● DATA RECORDS
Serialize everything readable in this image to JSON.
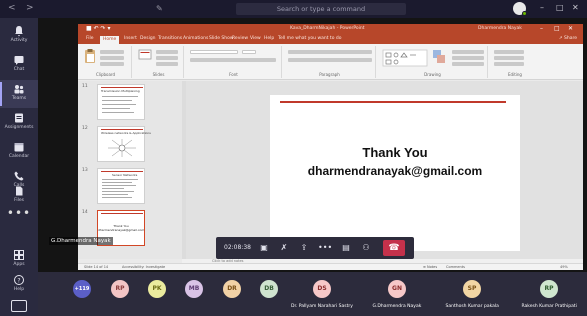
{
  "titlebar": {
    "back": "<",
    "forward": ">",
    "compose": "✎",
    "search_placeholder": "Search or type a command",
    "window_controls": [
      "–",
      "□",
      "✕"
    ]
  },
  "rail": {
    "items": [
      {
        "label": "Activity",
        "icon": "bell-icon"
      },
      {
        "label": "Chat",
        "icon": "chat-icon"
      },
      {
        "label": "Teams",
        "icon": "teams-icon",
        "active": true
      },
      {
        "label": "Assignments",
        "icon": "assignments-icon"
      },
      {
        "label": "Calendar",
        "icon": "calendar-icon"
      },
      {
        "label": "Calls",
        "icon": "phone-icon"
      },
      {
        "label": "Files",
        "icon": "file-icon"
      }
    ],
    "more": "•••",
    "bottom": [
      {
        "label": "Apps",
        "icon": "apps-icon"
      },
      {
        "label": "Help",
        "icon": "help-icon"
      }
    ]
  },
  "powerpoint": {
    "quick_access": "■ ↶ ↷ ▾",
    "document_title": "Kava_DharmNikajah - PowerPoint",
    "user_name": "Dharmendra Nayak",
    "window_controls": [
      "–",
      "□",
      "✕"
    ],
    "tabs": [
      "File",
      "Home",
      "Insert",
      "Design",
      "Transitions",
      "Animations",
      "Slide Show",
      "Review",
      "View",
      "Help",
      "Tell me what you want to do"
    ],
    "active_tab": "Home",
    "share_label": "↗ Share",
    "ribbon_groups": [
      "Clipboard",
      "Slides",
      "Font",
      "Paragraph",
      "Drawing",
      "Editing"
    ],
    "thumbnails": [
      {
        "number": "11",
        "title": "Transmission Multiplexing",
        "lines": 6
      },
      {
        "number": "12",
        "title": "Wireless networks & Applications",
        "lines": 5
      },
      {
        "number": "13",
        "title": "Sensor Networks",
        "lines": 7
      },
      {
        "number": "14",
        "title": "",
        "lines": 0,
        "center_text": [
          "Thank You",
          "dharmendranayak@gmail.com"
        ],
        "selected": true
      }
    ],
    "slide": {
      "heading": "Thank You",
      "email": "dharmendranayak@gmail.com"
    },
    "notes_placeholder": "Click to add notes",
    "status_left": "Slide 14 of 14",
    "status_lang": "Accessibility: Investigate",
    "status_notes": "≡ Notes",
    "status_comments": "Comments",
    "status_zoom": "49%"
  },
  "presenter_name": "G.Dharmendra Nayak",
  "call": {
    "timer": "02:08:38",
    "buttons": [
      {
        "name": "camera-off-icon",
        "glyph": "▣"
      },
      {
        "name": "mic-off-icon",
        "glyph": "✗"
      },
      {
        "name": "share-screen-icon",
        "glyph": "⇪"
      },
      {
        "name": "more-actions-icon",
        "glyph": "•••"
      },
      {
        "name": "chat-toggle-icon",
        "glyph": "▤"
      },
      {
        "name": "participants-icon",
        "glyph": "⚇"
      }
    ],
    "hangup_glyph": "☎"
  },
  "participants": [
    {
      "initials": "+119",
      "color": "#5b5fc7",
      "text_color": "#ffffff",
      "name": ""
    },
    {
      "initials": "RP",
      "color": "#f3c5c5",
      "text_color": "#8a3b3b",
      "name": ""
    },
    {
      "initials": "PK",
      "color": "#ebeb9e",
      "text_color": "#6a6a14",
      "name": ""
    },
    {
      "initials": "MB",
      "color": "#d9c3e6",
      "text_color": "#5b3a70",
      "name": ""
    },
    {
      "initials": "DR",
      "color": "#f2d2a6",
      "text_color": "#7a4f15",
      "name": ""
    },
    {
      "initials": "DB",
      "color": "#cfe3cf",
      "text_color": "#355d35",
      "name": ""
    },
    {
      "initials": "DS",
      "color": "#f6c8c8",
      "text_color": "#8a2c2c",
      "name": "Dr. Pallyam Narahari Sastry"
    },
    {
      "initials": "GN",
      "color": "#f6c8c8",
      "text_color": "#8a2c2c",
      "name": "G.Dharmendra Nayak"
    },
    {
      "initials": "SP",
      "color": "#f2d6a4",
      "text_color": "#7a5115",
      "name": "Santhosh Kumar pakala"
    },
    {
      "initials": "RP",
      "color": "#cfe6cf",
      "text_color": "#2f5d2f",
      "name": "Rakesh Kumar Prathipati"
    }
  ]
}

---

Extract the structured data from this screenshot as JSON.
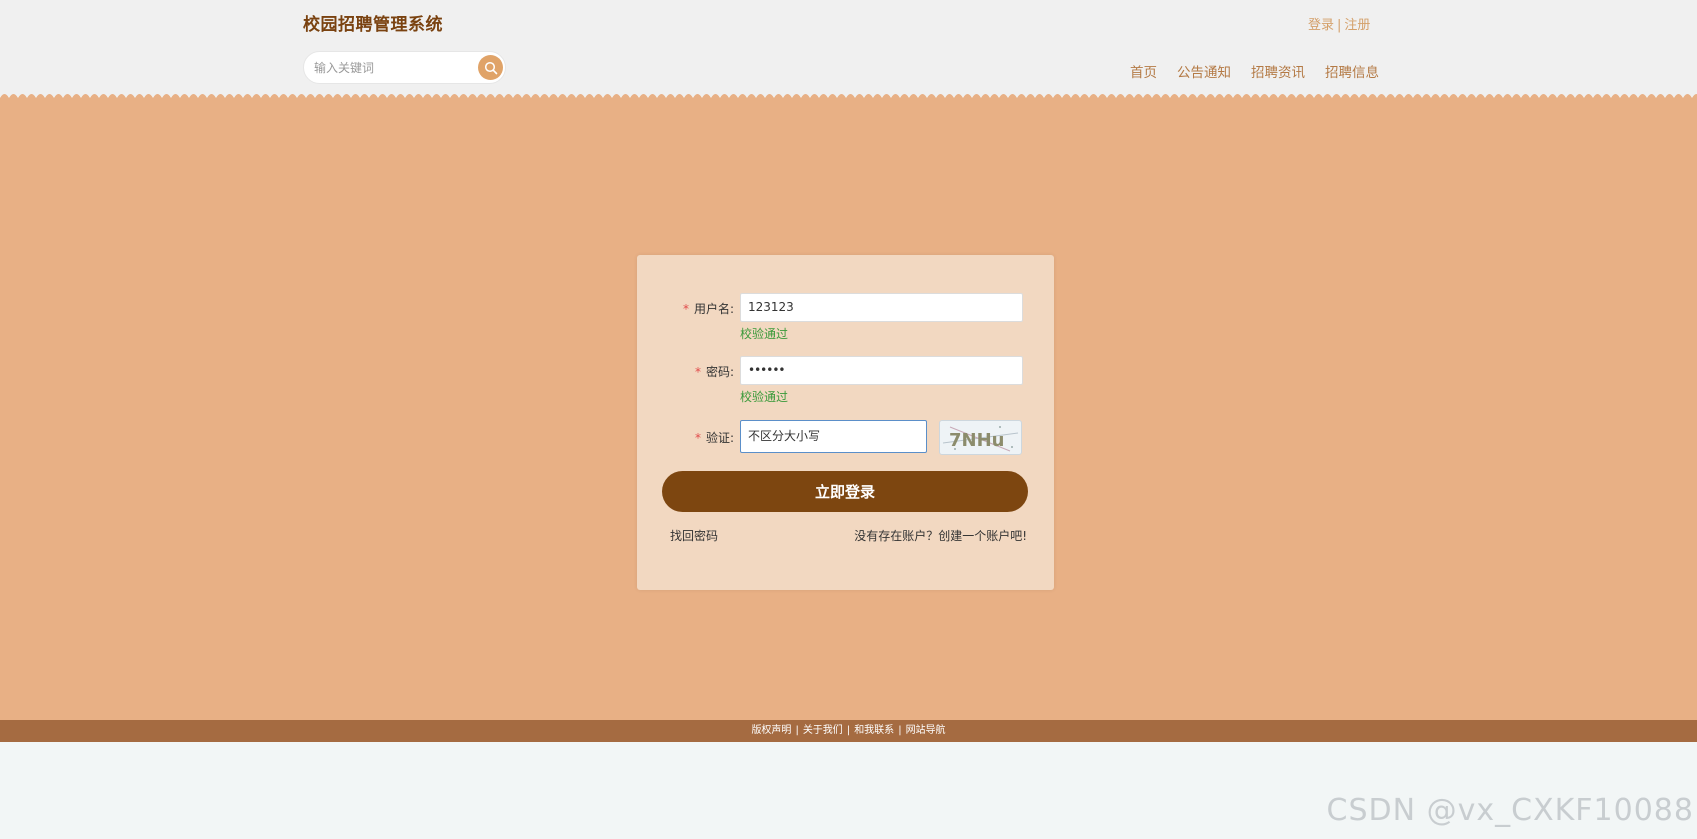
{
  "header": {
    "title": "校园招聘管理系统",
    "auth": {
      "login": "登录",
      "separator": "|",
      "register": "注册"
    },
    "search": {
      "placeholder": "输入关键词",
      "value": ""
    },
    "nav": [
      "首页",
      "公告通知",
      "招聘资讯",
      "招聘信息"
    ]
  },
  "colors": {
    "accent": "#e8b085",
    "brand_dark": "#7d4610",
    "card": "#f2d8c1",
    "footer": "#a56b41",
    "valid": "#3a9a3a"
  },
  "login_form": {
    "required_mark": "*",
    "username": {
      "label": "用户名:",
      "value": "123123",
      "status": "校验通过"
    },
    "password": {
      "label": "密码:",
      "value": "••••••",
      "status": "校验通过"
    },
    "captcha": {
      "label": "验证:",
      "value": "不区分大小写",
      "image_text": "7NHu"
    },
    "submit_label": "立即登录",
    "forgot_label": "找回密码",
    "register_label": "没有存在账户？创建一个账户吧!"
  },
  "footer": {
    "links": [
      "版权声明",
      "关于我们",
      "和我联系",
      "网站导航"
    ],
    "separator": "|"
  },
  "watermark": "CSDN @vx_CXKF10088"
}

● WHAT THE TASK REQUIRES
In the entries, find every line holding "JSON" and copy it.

● FINISHED TASK
Serialize everything readable in this image to JSON.
Extract the structured data from this screenshot as JSON.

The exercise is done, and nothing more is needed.